Reynolds, whose entire day is thrown off if toast is buttered too loudly at breakfast, maintains his fragile reality by adhering to strict schedules and codes of conduct. While, of course, these traits are what distinguish him as a designer, they manifest themselves in his personal life as cold manipulation tactics. He is a man obsessed with a bygone perfection embodied by his late mother, for whose nursing care he feverishly longs. While he might tersely discuss this longing with his live-in sister, his perfectionism blinds him from living honestly, incapable of achieving the organic happiness his partner desires.
Alma, who speaks with a vaguely French accent and lacks Reynolds’ high society decorum, crashes into his carefully curated life of unchallenged ego and demands to be treated as an equal. Throughout the film, she taunts his mannerisms and controlling nature, believing it to be part of their courtship until her attempt at true intimacy leaves her feeling as if she’s holding onto a hollow obsession. She, too, has been playing this “game,” noticing his little fixations but growing tired of the distance it places between either person and a reality of emotional fulfillment and growth. In demanding equal standing with Reynolds, she discovers an autonomy within her that will later serve her goals and, ultimately, their relationship.

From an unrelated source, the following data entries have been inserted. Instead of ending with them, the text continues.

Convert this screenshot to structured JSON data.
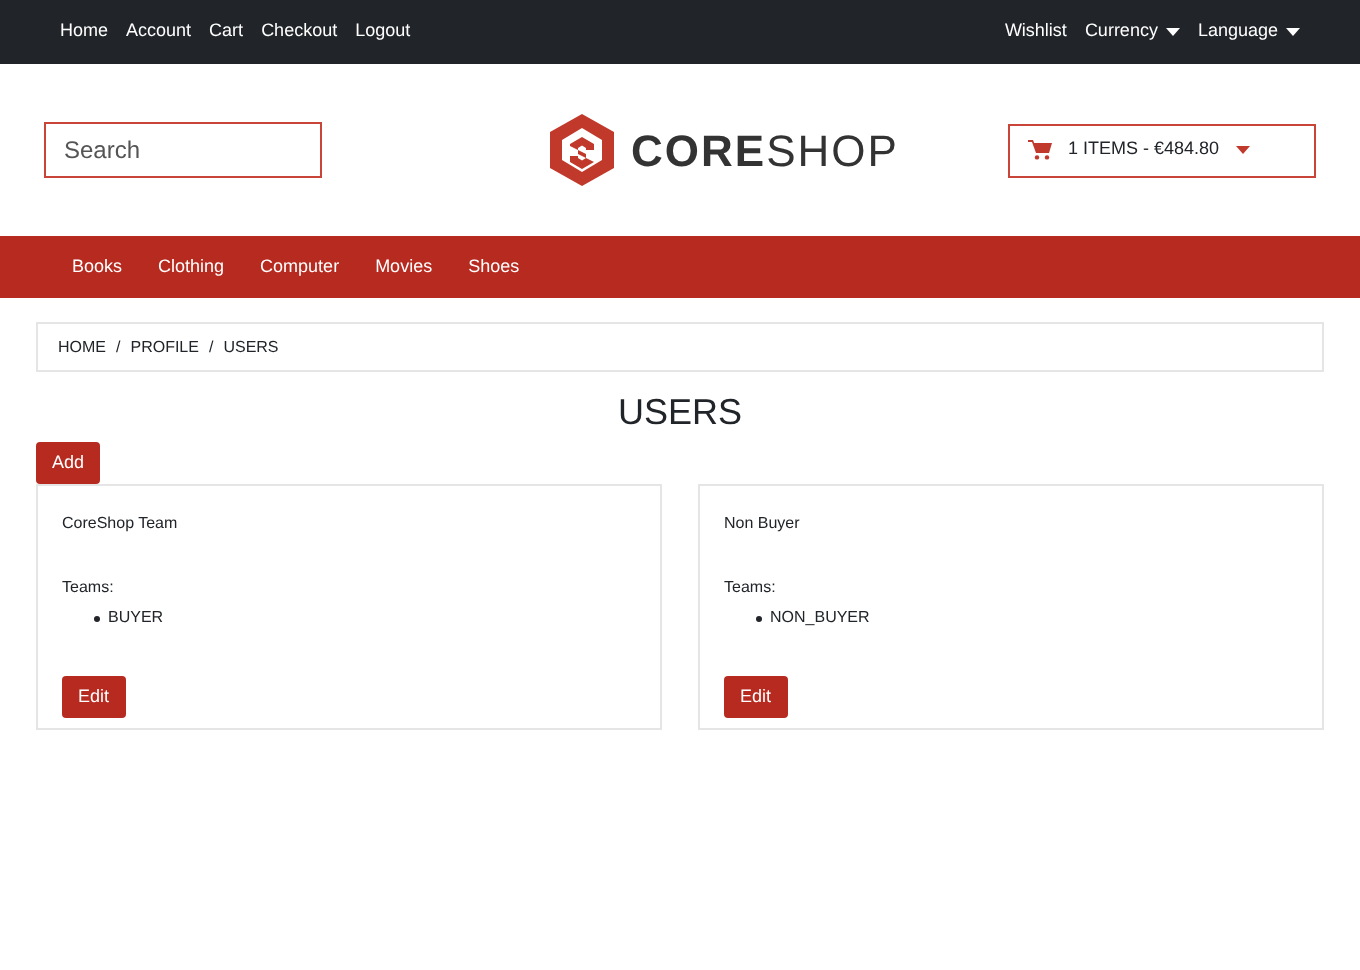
{
  "top_nav": {
    "left": [
      "Home",
      "Account",
      "Cart",
      "Checkout",
      "Logout"
    ],
    "right": [
      {
        "label": "Wishlist",
        "dropdown": false
      },
      {
        "label": "Currency",
        "dropdown": true
      },
      {
        "label": "Language",
        "dropdown": true
      }
    ]
  },
  "search": {
    "placeholder": "Search"
  },
  "logo": "**CORE**SHOP",
  "cart": {
    "label": "1 ITEMS - €484.80"
  },
  "categories": [
    "Books",
    "Clothing",
    "Computer",
    "Movies",
    "Shoes"
  ],
  "breadcrumb": [
    {
      "label": "HOME"
    },
    {
      "separator": "/",
      "label": "PROFILE"
    },
    {
      "separator": "/",
      "label": "USERS"
    }
  ],
  "title": "USERS",
  "add_button": "Add",
  "users": [
    {
      "name": "CoreShop Team",
      "teams_label": "Teams:",
      "teams": [
        "BUYER"
      ],
      "button": "Edit"
    },
    {
      "name": "Non Buyer",
      "teams_label": "Teams:",
      "teams": [
        "NON_BUYER"
      ],
      "button": "Edit"
    }
  ]
}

Anderson carefully shoots these characters on distinct visual planes throughout the movie, outlining the way the power in their relationship shifts by placing them above, below or next to each other. This carefully constructed film mirrors its characters by placing a liberal amount of actorly improvisation and dramatic chaos in a painstakingly crafted masterpiece that’s equal parts swooning fairy tale, haunting ghost story and absurdly funny romantic comedy. Watching these two strong-willed The titular Phantom Thread points to many of its themes and motifs but, above all, represents the invisible connection Reynolds and Alma have; ethereal and tenuous, but very, very real.